Task to complete:
Your copy should match the entries below exactly, apart from the images.

Records shown:
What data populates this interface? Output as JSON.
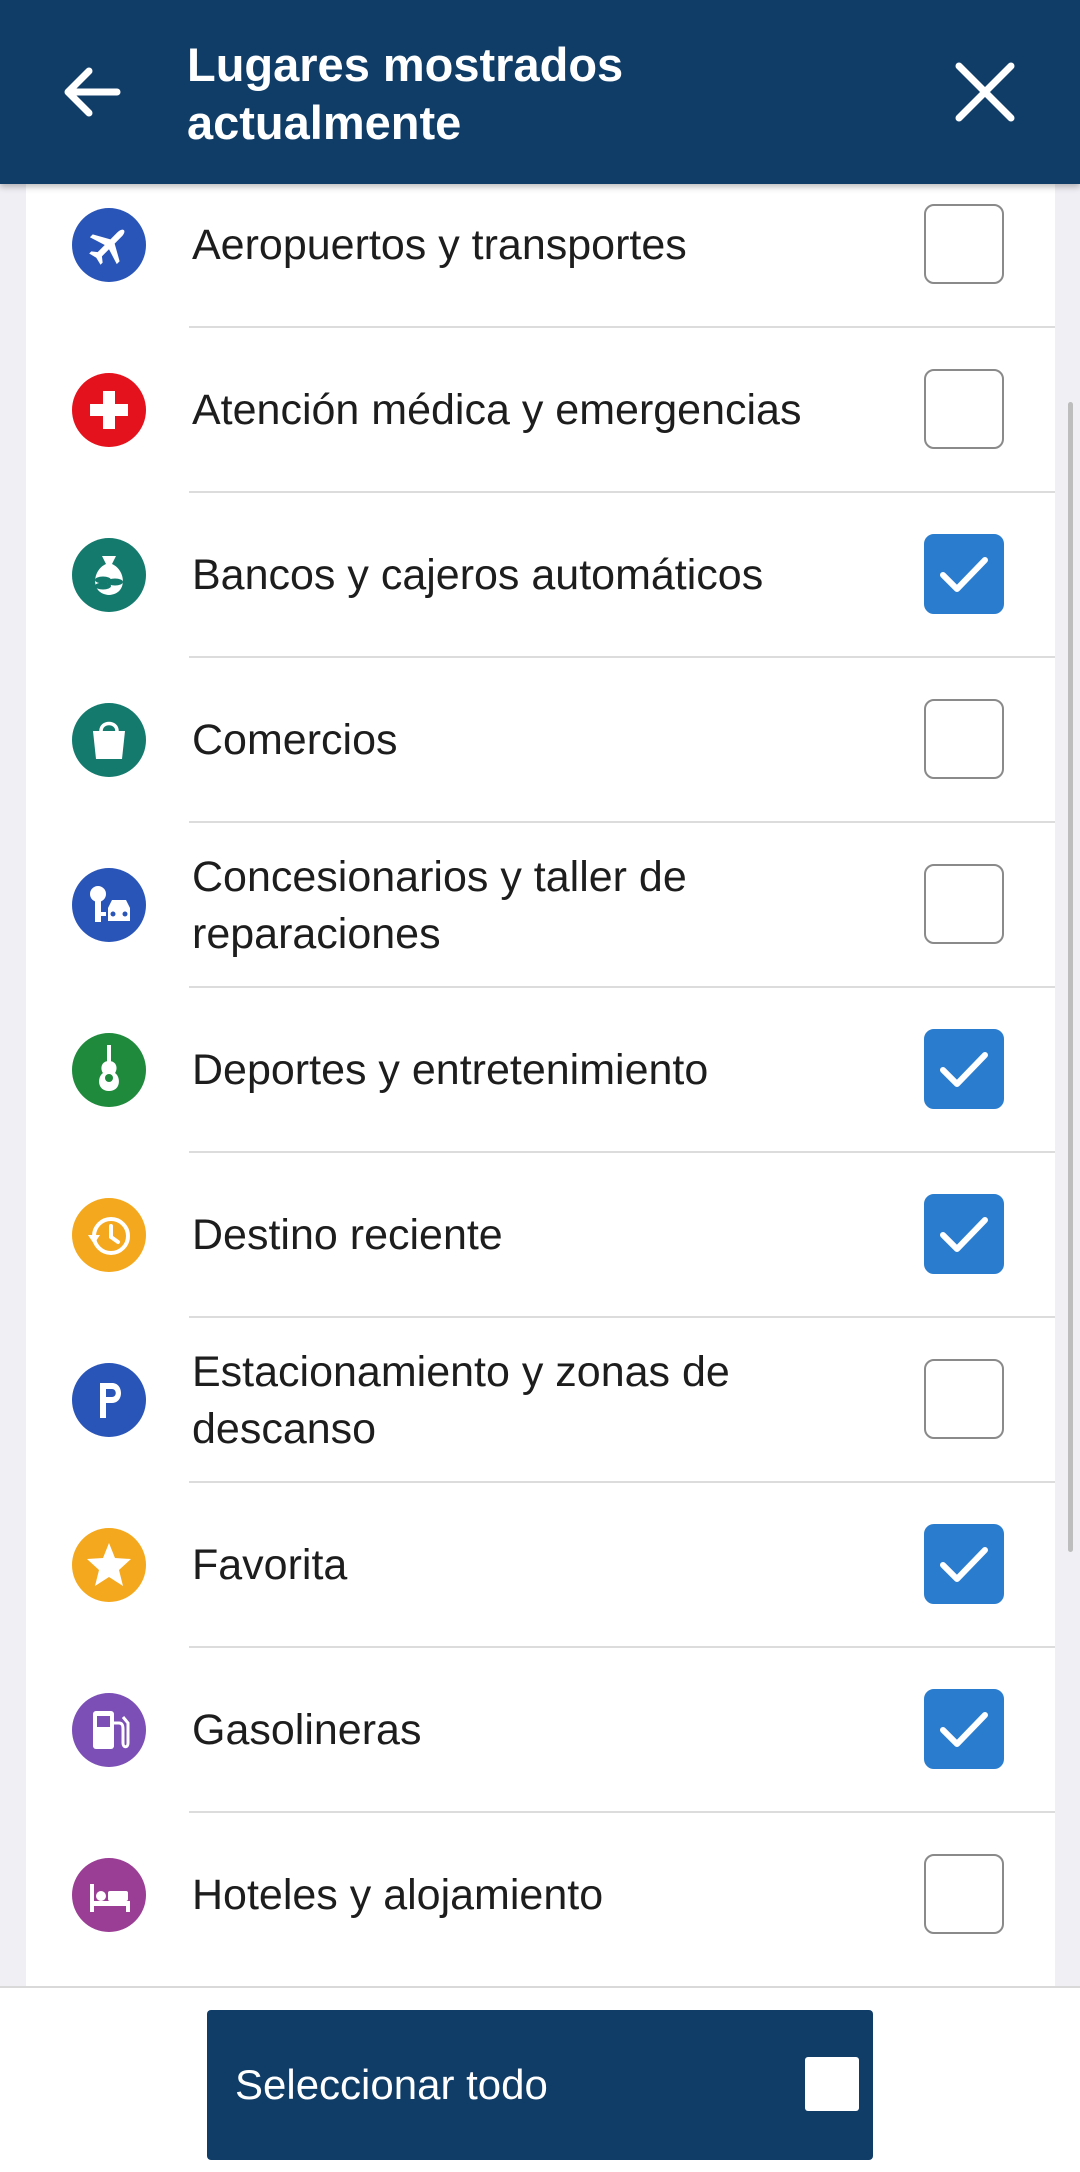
{
  "header": {
    "title": "Lugares mostrados actualmente",
    "back_icon": "arrow-left-icon",
    "close_icon": "close-icon"
  },
  "categories": [
    {
      "label": "Aeropuertos y transportes",
      "icon": "airplane-icon",
      "color": "#2a55b8",
      "checked": false
    },
    {
      "label": "Atención médica y emergencias",
      "icon": "medical-cross-icon",
      "color": "#e4121c",
      "checked": false
    },
    {
      "label": "Bancos y cajeros automáticos",
      "icon": "money-bag-icon",
      "color": "#137a6d",
      "checked": true
    },
    {
      "label": "Comercios",
      "icon": "shopping-bag-icon",
      "color": "#137a6d",
      "checked": false
    },
    {
      "label": "Concesionarios y taller de reparaciones",
      "icon": "car-key-icon",
      "color": "#2a55b8",
      "checked": false
    },
    {
      "label": "Deportes y entretenimiento",
      "icon": "guitar-icon",
      "color": "#1f8a3c",
      "checked": true
    },
    {
      "label": "Destino reciente",
      "icon": "history-clock-icon",
      "color": "#f4a81d",
      "checked": true
    },
    {
      "label": "Estacionamiento y zonas de descanso",
      "icon": "parking-icon",
      "color": "#2a55b8",
      "checked": false
    },
    {
      "label": "Favorita",
      "icon": "star-icon",
      "color": "#f4a81d",
      "checked": true
    },
    {
      "label": "Gasolineras",
      "icon": "fuel-pump-icon",
      "color": "#7b4fb5",
      "checked": true
    },
    {
      "label": "Hoteles y alojamiento",
      "icon": "bed-icon",
      "color": "#9a3d94",
      "checked": false
    }
  ],
  "footer": {
    "select_all_label": "Seleccionar todo",
    "select_all_checked": false
  },
  "colors": {
    "header_bg": "#0f3d68",
    "checkbox_checked": "#2a7dce"
  }
}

Answer section:
What data populates this interface? Output as JSON.
{
  "header": {
    "title": "Lugares mostrados actualmente",
    "back_icon": "arrow-left-icon",
    "close_icon": "close-icon"
  },
  "categories": [
    {
      "label": "Aeropuertos y transportes",
      "icon": "airplane-icon",
      "color": "#2a55b8",
      "checked": false
    },
    {
      "label": "Atención médica y emergencias",
      "icon": "medical-cross-icon",
      "color": "#e4121c",
      "checked": false
    },
    {
      "label": "Bancos y cajeros automáticos",
      "icon": "money-bag-icon",
      "color": "#137a6d",
      "checked": true
    },
    {
      "label": "Comercios",
      "icon": "shopping-bag-icon",
      "color": "#137a6d",
      "checked": false
    },
    {
      "label": "Concesionarios y taller de reparaciones",
      "icon": "car-key-icon",
      "color": "#2a55b8",
      "checked": false
    },
    {
      "label": "Deportes y entretenimiento",
      "icon": "guitar-icon",
      "color": "#1f8a3c",
      "checked": true
    },
    {
      "label": "Destino reciente",
      "icon": "history-clock-icon",
      "color": "#f4a81d",
      "checked": true
    },
    {
      "label": "Estacionamiento y zonas de descanso",
      "icon": "parking-icon",
      "color": "#2a55b8",
      "checked": false
    },
    {
      "label": "Favorita",
      "icon": "star-icon",
      "color": "#f4a81d",
      "checked": true
    },
    {
      "label": "Gasolineras",
      "icon": "fuel-pump-icon",
      "color": "#7b4fb5",
      "checked": true
    },
    {
      "label": "Hoteles y alojamiento",
      "icon": "bed-icon",
      "color": "#9a3d94",
      "checked": false
    }
  ],
  "footer": {
    "select_all_label": "Seleccionar todo",
    "select_all_checked": false
  },
  "colors": {
    "header_bg": "#0f3d68",
    "checkbox_checked": "#2a7dce"
  }
}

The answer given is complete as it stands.